[TASK OBJECTIVE] In the records that follow, locate every line with "tuần" and extract it.

(Collection entries)
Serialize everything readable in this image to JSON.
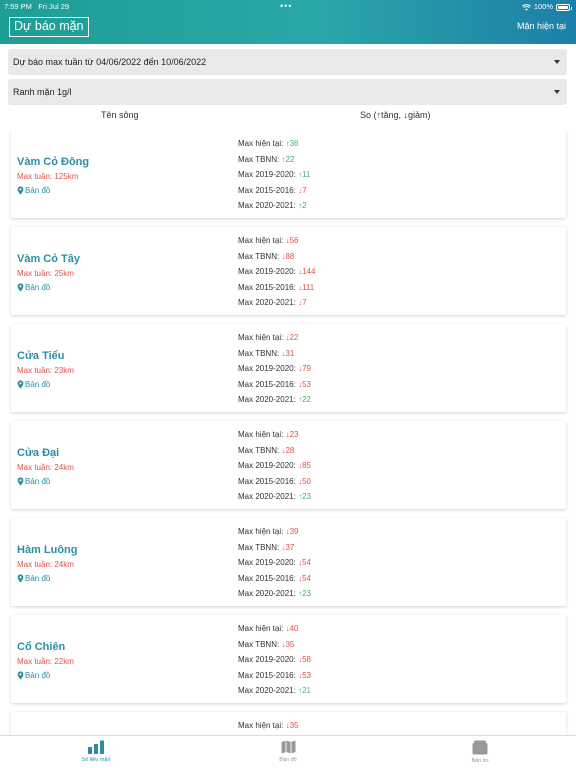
{
  "status_bar": {
    "time": "7:59 PM",
    "date": "Fri Jul 29",
    "battery": "100%"
  },
  "header": {
    "title": "Dự báo mặn",
    "right_link": "Mặn hiện tại"
  },
  "filters": {
    "week": "Dự báo max tuần từ 04/06/2022 đến 10/06/2022",
    "threshold": "Ranh mặn 1g/l"
  },
  "columns": {
    "river": "Tên sông",
    "compare": "So (↑tăng, ↓giảm)"
  },
  "labels": {
    "current": "Max hiện tại:",
    "tbnn": "Max TBNN:",
    "y2019": "Max 2019-2020:",
    "y2015": "Max 2015-2016:",
    "y2020": "Max 2020-2021:",
    "map": "Bản đồ"
  },
  "rivers": [
    {
      "name": "Vàm Cỏ Đông",
      "max_week": "Max tuần: 125km",
      "current": "↑36",
      "tbnn": "↑22",
      "y2019": "↑11",
      "y2015": "↓7",
      "y2020": "↑2"
    },
    {
      "name": "Vàm Cỏ Tây",
      "max_week": "Max tuần: 25km",
      "current": "↓56",
      "tbnn": "↓88",
      "y2019": "↓144",
      "y2015": "↓111",
      "y2020": "↓7"
    },
    {
      "name": "Cửa Tiểu",
      "max_week": "Max tuần: 23km",
      "current": "↓22",
      "tbnn": "↓31",
      "y2019": "↓79",
      "y2015": "↓53",
      "y2020": "↑22"
    },
    {
      "name": "Cửa Đại",
      "max_week": "Max tuần: 24km",
      "current": "↓23",
      "tbnn": "↓28",
      "y2019": "↓85",
      "y2015": "↓50",
      "y2020": "↑23"
    },
    {
      "name": "Hàm Luông",
      "max_week": "Max tuần: 24km",
      "current": "↓39",
      "tbnn": "↓37",
      "y2019": "↓54",
      "y2015": "↓54",
      "y2020": "↑23"
    },
    {
      "name": "Cổ Chiên",
      "max_week": "Max tuần: 22km",
      "current": "↓40",
      "tbnn": "↓35",
      "y2019": "↓58",
      "y2015": "↓53",
      "y2020": "↑21"
    },
    {
      "name": "",
      "max_week": "",
      "current": "↓35",
      "tbnn": "",
      "y2019": "",
      "y2015": "",
      "y2020": ""
    }
  ],
  "tabs": {
    "data": "Số liệu mặn",
    "map": "Bản đồ",
    "news": "Bản tin"
  },
  "colors": {
    "accent": "#2a8fa6",
    "increase": "#3db36c",
    "decrease": "#e0524a"
  }
}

[WRITTEN REPLY]
    "week": "Dự báo max tuần từ 04/06/2022 đến 10/06/2022",
      "max_week": "Max tuần: 125km",
      "max_week": "Max tuần: 25km",
      "max_week": "Max tuần: 23km",
      "max_week": "Max tuần: 24km",
      "max_week": "Max tuần: 24km",
      "max_week": "Max tuần: 22km",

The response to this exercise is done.